Exercise prompt: Copy every line of the records below where the word "likes" occurs.

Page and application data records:
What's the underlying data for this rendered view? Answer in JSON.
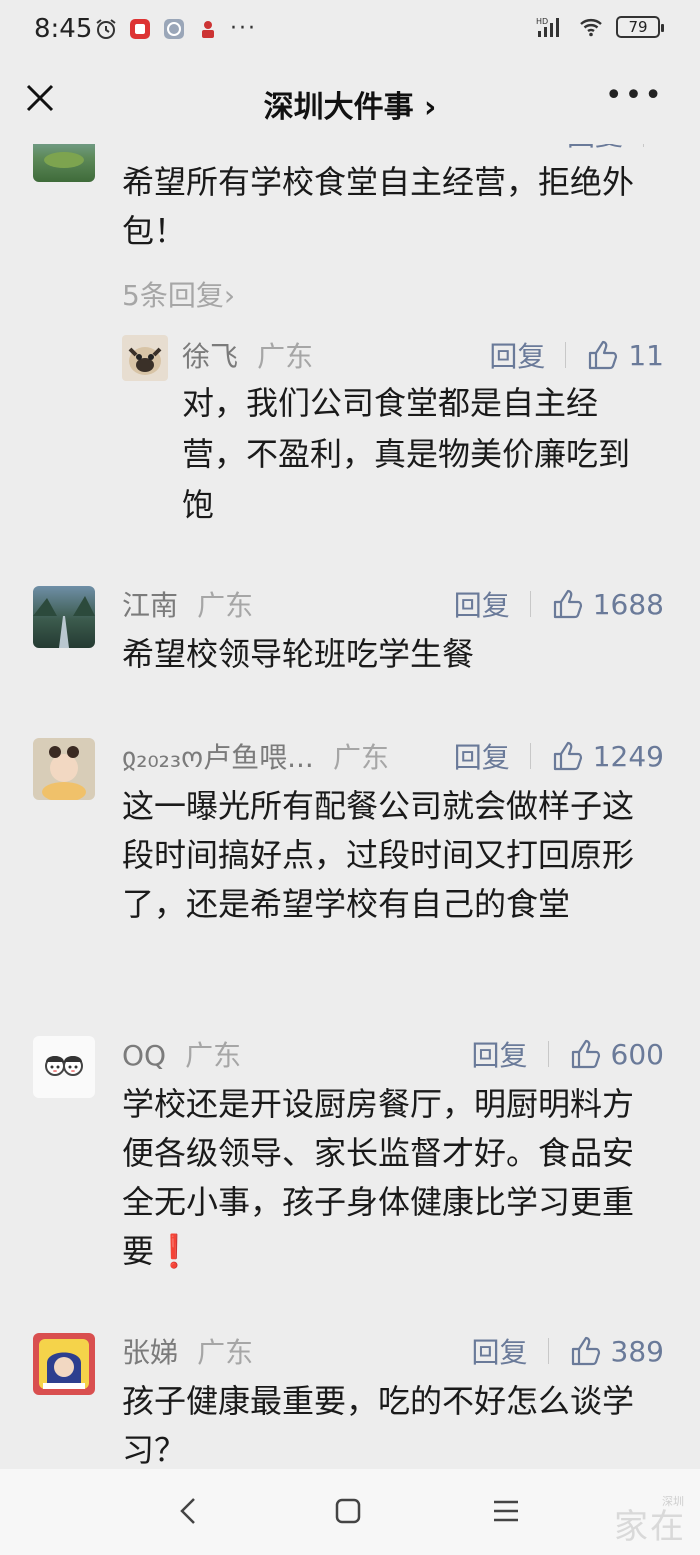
{
  "status_bar": {
    "time": "8:45",
    "battery": "79",
    "network": "HD"
  },
  "nav": {
    "title": "深圳大件事 ›",
    "more": "•••"
  },
  "comments": [
    {
      "name": "",
      "region": "",
      "reply": "回复",
      "likes": "",
      "text": "希望所有学校食堂自主经营，拒绝外包！",
      "more_replies": "5条回复›",
      "sub_reply": {
        "name": "徐飞",
        "region": "广东",
        "reply": "回复",
        "likes": "11",
        "text": "对，我们公司食堂都是自主经营，不盈利，真是物美价廉吃到饱"
      }
    },
    {
      "name": "江南",
      "region": "广东",
      "reply": "回复",
      "likes": "1688",
      "text": "希望校领导轮班吃学生餐"
    },
    {
      "name": "ჲ₂₀₂₃ო卢鱼喂...",
      "region": "广东",
      "reply": "回复",
      "likes": "1249",
      "text": "这一曝光所有配餐公司就会做样子这段时间搞好点，过段时间又打回原形了，还是希望学校有自己的食堂"
    },
    {
      "name": "OQ",
      "region": "广东",
      "reply": "回复",
      "likes": "600",
      "text": "学校还是开设厨房餐厅，明厨明料方便各级领导、家长监督才好。食品安全无小事，孩子身体健康比学习更重要❗"
    },
    {
      "name": "张娣",
      "region": "广东",
      "reply": "回复",
      "likes": "389",
      "text": "孩子健康最重要，吃的不好怎么谈学习？"
    }
  ],
  "watermark": {
    "main": "家在",
    "sub": "深圳"
  },
  "icons": [
    "alarm-icon",
    "app-notify-icon",
    "wechat-icon",
    "cake-icon",
    "signal-icon",
    "wifi-icon",
    "battery-icon",
    "close-icon",
    "more-icon",
    "thumbs-up-icon",
    "back-icon",
    "home-icon",
    "menu-icon"
  ],
  "colors": {
    "background": "#ededed",
    "link": "#6a7a99",
    "muted": "#a6a6a6",
    "alert": "#e02020"
  }
}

Worked solution:
      "likes": "",
        "likes": "11",
      "likes": "1688",
      "likes": "1249",
      "likes": "600",
      "likes": "389",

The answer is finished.